What to say to others

Whether it’s someone you’ve known all your life or a new classmate, it can be hard to figure out how to tell someone else about your family’s cancer journey. You know a lot about this new life and new world. They don’t.

You’re the expert on DIPG/DMG when you’re at school or with your friends. Some kids say they even feel like a scientist or doctor when they can tell other people all about what’s happening.

People may react in all kinds of different ways when they hear you have a family member with cancer. Remember, most of them want to help and are kind. But many people don’t know what to say, and that can mean they say things that might sound weird or frustrating. They may also get so worried about saying the wrong thing that they feel afraid to talk to you at all.

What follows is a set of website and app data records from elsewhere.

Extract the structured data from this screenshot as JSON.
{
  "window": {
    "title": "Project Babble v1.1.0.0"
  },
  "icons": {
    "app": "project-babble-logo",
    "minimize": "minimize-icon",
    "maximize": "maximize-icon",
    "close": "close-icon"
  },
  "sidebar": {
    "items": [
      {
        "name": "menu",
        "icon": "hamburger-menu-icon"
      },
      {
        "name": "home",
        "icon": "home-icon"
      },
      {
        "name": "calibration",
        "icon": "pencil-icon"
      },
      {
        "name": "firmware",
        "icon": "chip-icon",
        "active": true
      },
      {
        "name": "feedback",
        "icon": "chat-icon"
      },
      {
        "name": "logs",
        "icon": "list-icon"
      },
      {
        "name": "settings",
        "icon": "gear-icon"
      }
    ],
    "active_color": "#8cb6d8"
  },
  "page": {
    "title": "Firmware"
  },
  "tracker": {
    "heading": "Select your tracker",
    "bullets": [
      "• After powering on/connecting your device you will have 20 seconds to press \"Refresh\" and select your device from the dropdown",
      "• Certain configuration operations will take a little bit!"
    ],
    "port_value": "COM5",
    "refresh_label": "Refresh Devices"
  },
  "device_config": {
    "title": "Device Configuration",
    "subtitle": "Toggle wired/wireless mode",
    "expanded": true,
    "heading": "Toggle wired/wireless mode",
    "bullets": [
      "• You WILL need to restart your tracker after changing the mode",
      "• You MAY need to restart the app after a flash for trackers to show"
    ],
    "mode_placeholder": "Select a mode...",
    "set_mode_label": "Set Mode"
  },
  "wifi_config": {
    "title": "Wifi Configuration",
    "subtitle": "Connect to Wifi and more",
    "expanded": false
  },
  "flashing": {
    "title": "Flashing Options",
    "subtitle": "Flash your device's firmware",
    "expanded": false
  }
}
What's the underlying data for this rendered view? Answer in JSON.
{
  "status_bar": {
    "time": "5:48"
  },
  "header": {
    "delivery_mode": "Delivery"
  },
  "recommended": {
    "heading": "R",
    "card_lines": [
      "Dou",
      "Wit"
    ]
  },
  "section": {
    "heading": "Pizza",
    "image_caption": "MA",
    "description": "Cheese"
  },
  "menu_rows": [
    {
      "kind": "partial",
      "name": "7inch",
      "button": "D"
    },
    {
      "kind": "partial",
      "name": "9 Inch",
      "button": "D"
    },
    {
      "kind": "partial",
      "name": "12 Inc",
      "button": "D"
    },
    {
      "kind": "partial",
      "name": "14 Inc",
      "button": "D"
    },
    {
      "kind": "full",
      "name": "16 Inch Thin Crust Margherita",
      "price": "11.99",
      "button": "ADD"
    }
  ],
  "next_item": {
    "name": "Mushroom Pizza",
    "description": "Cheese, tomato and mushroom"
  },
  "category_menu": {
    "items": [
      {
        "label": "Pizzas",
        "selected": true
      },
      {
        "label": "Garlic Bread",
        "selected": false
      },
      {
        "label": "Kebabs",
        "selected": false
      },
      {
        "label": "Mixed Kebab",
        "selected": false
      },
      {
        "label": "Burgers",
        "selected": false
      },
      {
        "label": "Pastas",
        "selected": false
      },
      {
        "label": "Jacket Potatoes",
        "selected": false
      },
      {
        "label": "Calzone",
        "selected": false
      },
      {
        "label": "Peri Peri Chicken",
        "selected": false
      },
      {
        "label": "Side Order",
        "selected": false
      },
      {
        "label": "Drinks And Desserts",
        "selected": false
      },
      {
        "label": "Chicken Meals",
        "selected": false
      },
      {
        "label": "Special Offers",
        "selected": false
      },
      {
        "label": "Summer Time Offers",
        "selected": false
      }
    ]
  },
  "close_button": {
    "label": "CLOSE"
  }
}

The best thing you can do is be open with people. You might try saying something like, “You don’t have to act different around me just because my sister got cancer. I’m still the same person I was before this happened.”

If you’re dealing with a lot of bad reactions from people, or you don’t know what to do, remember you can always ask a trusted adult for help.

There might be times when you want to tell other people what’s happening with your sibling, and times when you don’t. If you feel uncomfortable talking about it, you may want to ask your grownups to tell people at school what’s going on. It can also be a good idea to think carefully - before you tell anyone - about what you do and do not feel okay sharing.

You do not have to tell other people anything at all if you don’t want to. A person’s medical information is private. No one, not even your best friend or next-door neighbor, is entitled to know what’s happening unless you want to tell them.

What if people ask questions you can’t or don’t want to answer? It’s fine to say, “That’s private,” or, “I don’t like to talk about it.” You don’t have to share anything you don’t want to.  

Some families use websites like Facebook or CaringBridge to share updates. That way they can share the news with everyone at once, instead of having to tell each person separately every time. If your family has one of these sites, you could suggest people check there for updates. Never create a page like this - or share anyone’s medical information online - unless your grownups say it’s okay. They may want certain things to stay private.

Coping with feelings

Having a brother or sister with cancer can feel like riding an emotional roller coaster! You might have lots of different feelings.

Many kids say they feel:

  • scared about what will happen,
  • angry that things are different from the way they used to be,
  • jealous when their sibling gets more attention and fancy things than they do,
  • guilty, because they know it isn’t their brother or sister’s fault for being sick,
  • down on themselves when they remember times they were mean or unkind to their sick sibling,
  • sad about the diagnosis,
  • confused about all there is to learn,
  • embarrassed when their brother or sister looks or acts differently than he or she used to,
  • and worried that they will get cancer too.

When your emotions are too much for you to handle, try to let them out in a healthy way. Here’s a trick: rate your emotions on a scale of one to ten, with one being no big deal, and ten being so overwhelming it’s all you can think about.

If the number you picked is between one and five, focus on distracting your mind. Do you like to write, draw, or journal? Solve crossword puzzles or word searches? Try spending time with a pet or with a person you love. Call a friend, or one of your grownups. You could also focus on other things by going over something you’ve memorized - like a favorite poem or your multiplication tables. You can even listen to your favorite songs on repeat and focus on trying to hear every word.

If none of this works, or if the number you picked is between six and ten, it often helps to let your feelings out physically. Punch or scream into a pillow. Take the dog for a run around the block. Write an angry letter and rip up the paper. When you feel as overwhelmed as this, you need time and space to express it before you can move on.

It's okay to have lots of feelings, and it’s always okay to ask for help.

What if treatment stops working?